Both women have used the resources of the Central Vancouver Island Multicultural Society’s Immigrant Welcome Centre which will have a booth at Nanaimo’s Canada Day festivities in Maffeo Sutton Park. 

Visit the centre at 101 – 319 Selby Street, Nanaimo. From Parksville call 250-586-1122 or e-mail fo


Just Posted

(File photo)
The Parksville Civic and Technology Centre at 100 Jensen Ave. (PQB News file photo)
Parksville 2020 annual report now ready for public feedback

Documents can be viewed online; comments or questions to be submitted before noon on July 5, 2021

FILE – Perry Bellegarde, National Chief of the Assembly of First Nations, takes part in an event on Parliament Hill in Ottawa on Tuesday, July 7, 2020. THE CANADIAN PRESS/Sean Kilpatrick
Indigenous Peoples Day must be a ‘call to action’, says Assembly of First Nations chief

Discovery of children at Kamloops residential school site must lead to change, Perry Bellegarde says

A Lotto 6/49 ticket purchased in Parksville for the June 19, 2021 draw is a $3M winner. (Submitted photo)
Winning Lotto 6/49 ticket worth $3M purchased in Parksville

Lottery prize winners have 52 weeks to claim jackpot
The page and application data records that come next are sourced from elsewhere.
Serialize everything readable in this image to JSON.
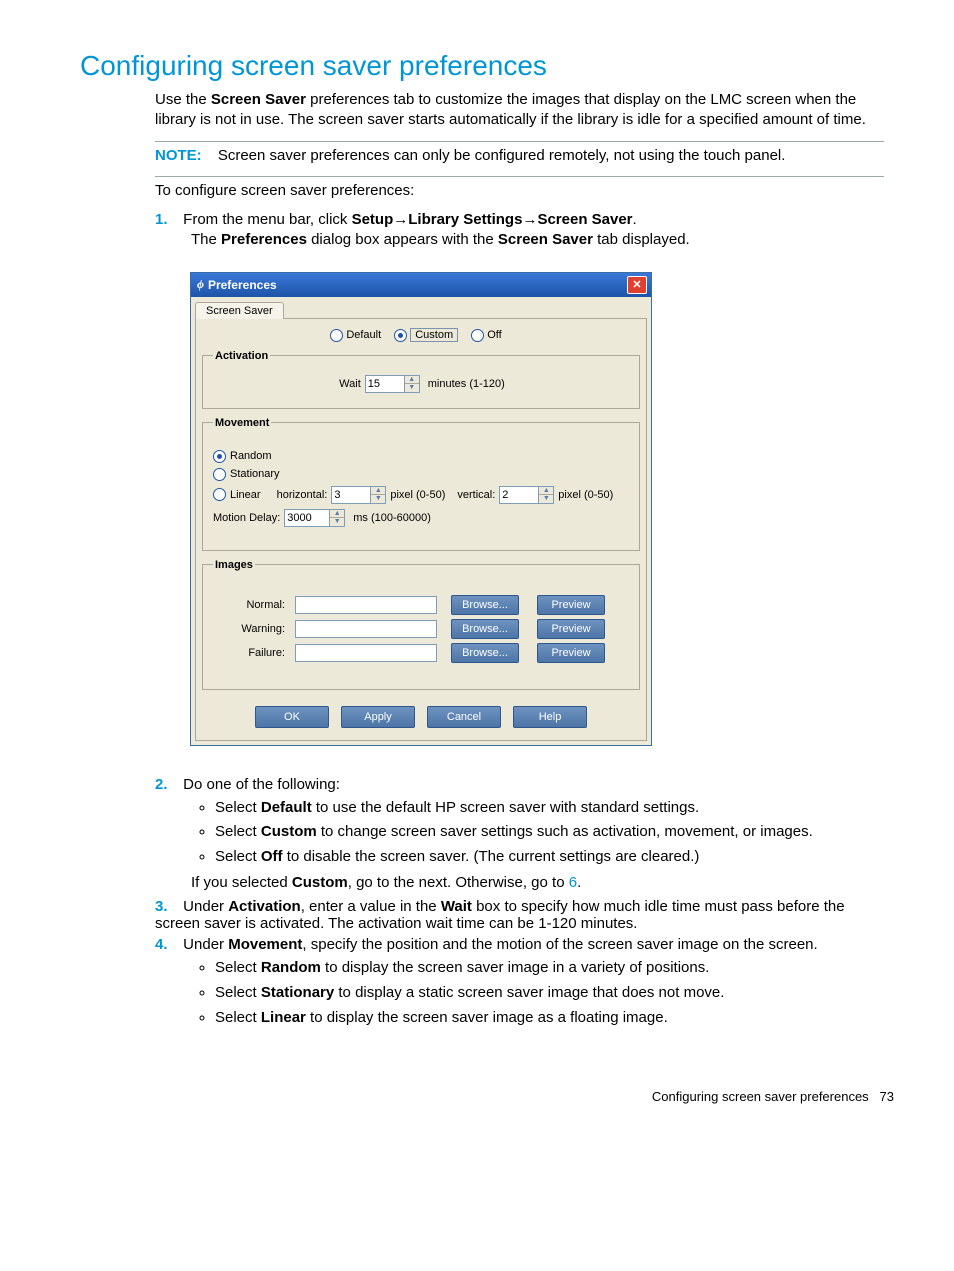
{
  "title": "Configuring screen saver preferences",
  "intro_a": "Use the ",
  "intro_bold": "Screen Saver",
  "intro_b": " preferences tab to customize the images that display on the LMC screen when the library is not in use. The screen saver starts automatically if the library is idle for a specified amount of time.",
  "note_label": "NOTE:",
  "note_text": "Screen saver preferences can only be configured remotely, not using the touch panel.",
  "pre_steps": "To configure screen saver preferences:",
  "step1_a": "From the menu bar, click ",
  "step1_setup": "Setup",
  "step1_lib": "Library Settings",
  "step1_ss": "Screen Saver",
  "step1_period": ".",
  "step1_sub_a": "The ",
  "step1_sub_pref": "Preferences",
  "step1_sub_mid": " dialog box appears with the ",
  "step1_sub_ss": "Screen Saver",
  "step1_sub_end": " tab displayed.",
  "dlg": {
    "title": "Preferences",
    "tab": "Screen Saver",
    "mode_default": "Default",
    "mode_custom": "Custom",
    "mode_off": "Off",
    "activation_legend": "Activation",
    "wait_label": "Wait",
    "wait_value": "15",
    "wait_after": "minutes (1-120)",
    "movement_legend": "Movement",
    "mv_random": "Random",
    "mv_stationary": "Stationary",
    "mv_linear": "Linear",
    "mv_horiz_label": "horizontal:",
    "mv_horiz_val": "3",
    "mv_pixel_a": "pixel (0-50)",
    "mv_vert_label": "vertical:",
    "mv_vert_val": "2",
    "mv_pixel_b": "pixel (0-50)",
    "mv_delay_label": "Motion Delay:",
    "mv_delay_val": "3000",
    "mv_delay_after": "ms (100-60000)",
    "images_legend": "Images",
    "img_normal": "Normal:",
    "img_warning": "Warning:",
    "img_failure": "Failure:",
    "browse": "Browse...",
    "preview": "Preview",
    "ok": "OK",
    "apply": "Apply",
    "cancel": "Cancel",
    "help": "Help"
  },
  "step2": "Do one of the following:",
  "s2_a1": "Select ",
  "s2_a2": "Default",
  "s2_a3": " to use the default HP screen saver with standard settings.",
  "s2_b1": "Select ",
  "s2_b2": "Custom",
  "s2_b3": " to change screen saver settings such as activation, movement, or images.",
  "s2_c1": "Select ",
  "s2_c2": "Off",
  "s2_c3": " to disable the screen saver. (The current settings are cleared.)",
  "s2_after1": "If you selected ",
  "s2_after2": "Custom",
  "s2_after3": ", go to the next. Otherwise, go to ",
  "s2_link": "6",
  "s2_after4": ".",
  "step3_a": "Under ",
  "step3_b": "Activation",
  "step3_c": ", enter a value in the ",
  "step3_d": "Wait",
  "step3_e": " box to specify how much idle time must pass before the screen saver is activated. The activation wait time can be 1-120 minutes.",
  "step4_a": "Under ",
  "step4_b": "Movement",
  "step4_c": ", specify the position and the motion of the screen saver image on the screen.",
  "s4_a1": "Select ",
  "s4_a2": "Random",
  "s4_a3": " to display the screen saver image in a variety of positions.",
  "s4_b1": "Select ",
  "s4_b2": "Stationary",
  "s4_b3": " to display a static screen saver image that does not move.",
  "s4_c1": "Select ",
  "s4_c2": "Linear",
  "s4_c3": " to display the screen saver image as a floating image.",
  "footer_text": "Configuring screen saver preferences",
  "footer_page": "73"
}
Nanaimo Fire Rescue crews on scene at a boat fire near the boat ramp at Long Lake on Sunday, June 20. (Greg Sakaki/News Bulletin)
Boat burns up on Nanaimo’s Long Lake, man and child unhurt

Jet skiers attempt to put out fire by circling around to spray water on burning boat
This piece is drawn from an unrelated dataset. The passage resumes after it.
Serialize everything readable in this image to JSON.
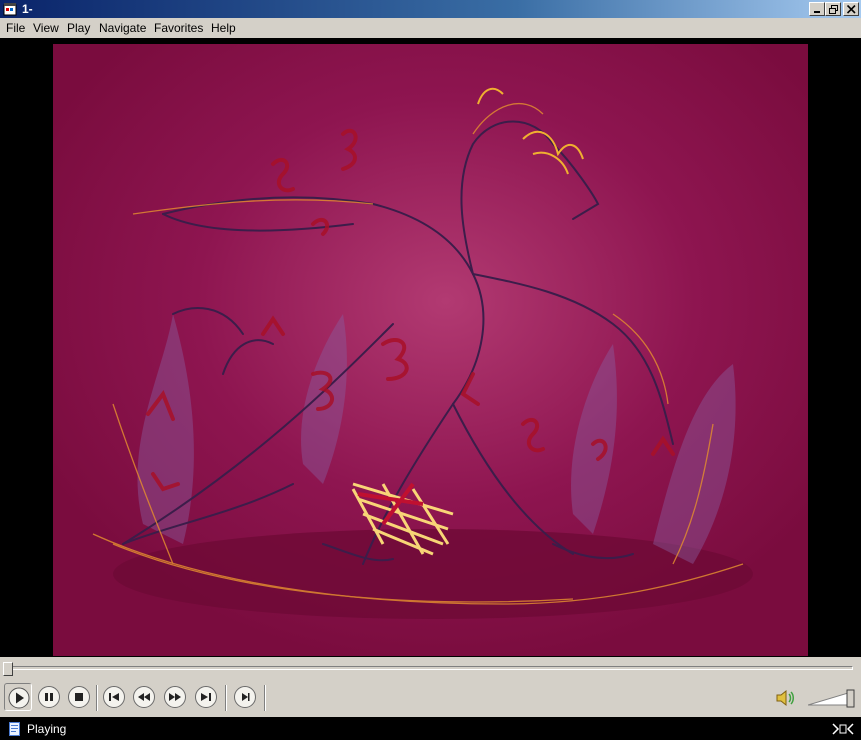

Penticton mayor John Vassilaki and Minister of Housing David Eby have been battling over the Victory Church shelter and BC Housing projects in the city. (File photos)
Penticton heads to court over homeless shelter as BC Housing audit begins

The city was not satisfied with the response from Minister David Eby regarding the ongoing situation

People enjoy the sun at Woodbine Beach on June 19, 2018. THE CANADIAN PRESS/ Tijana Martin
BC Hydro assures customers it has ‘more than enough’ power to weather the heatwave

Despite an increase of pressure on the Western grid, blackouts are not expected like in some U.S. states

The number of skilled trades workers available is not enough to fill the current construction boom in Greater Victoria. (Black Press Media file photo)
Supply of skilled tradespeople can’t keep up to Vancouver Island construction boom

Thousands of positions will be needed by 2030, despite flow of Camosun trades students

Air Canada planes sit on the tarmac at Pearson International Airport during the COVID-19 pandemic in Toronto on Wednesday, April 28, 2021. THE CANADIAN PRESS/Nathan Denette
Pilots say no reason to continue quarantines for vaccinated international travellers

Prime minister says Canada still trying to limit number of incoming tourists

Swanwick Ranch in Metchosin, featuring an award-winning home on 67 acres of property overlooking the ocean, recently sold for a record-setting, yet undisclosed amount. (Sotheby’s International Realty Canada photo)
Oceanfront home sells for highest price ever recorded in Greater Victoria

Listed at $14.1 million, Swanwick Ranch in Metchosin sold to an undisclosed buyer

This map outlines the area affected by the open burning prohibition. Via Coastal Fire Centre
Vancouver Island open fire prohibition takes effect June 23

Ban applies to both public and private land, includes fireworks

The price of gas is way up in many parts of Greater Victoria after a Monday afternoon surge sent it to 162.9 cents per litre. (Black Press Media file photo)
Gas prices surge to 162.9 cents a litre at some Greater Victoria stations

Prices jumped up more than 10 cents Monday afternoon

Val Litwin is the latest candidate to declare his bid for the B.C. Liberal leadership. (Litwin campaign video)
Political newcomer joins contest for B.C. Liberal leadership

Val Litwin a former B.C. Chamber of Commerce CEO

Most Read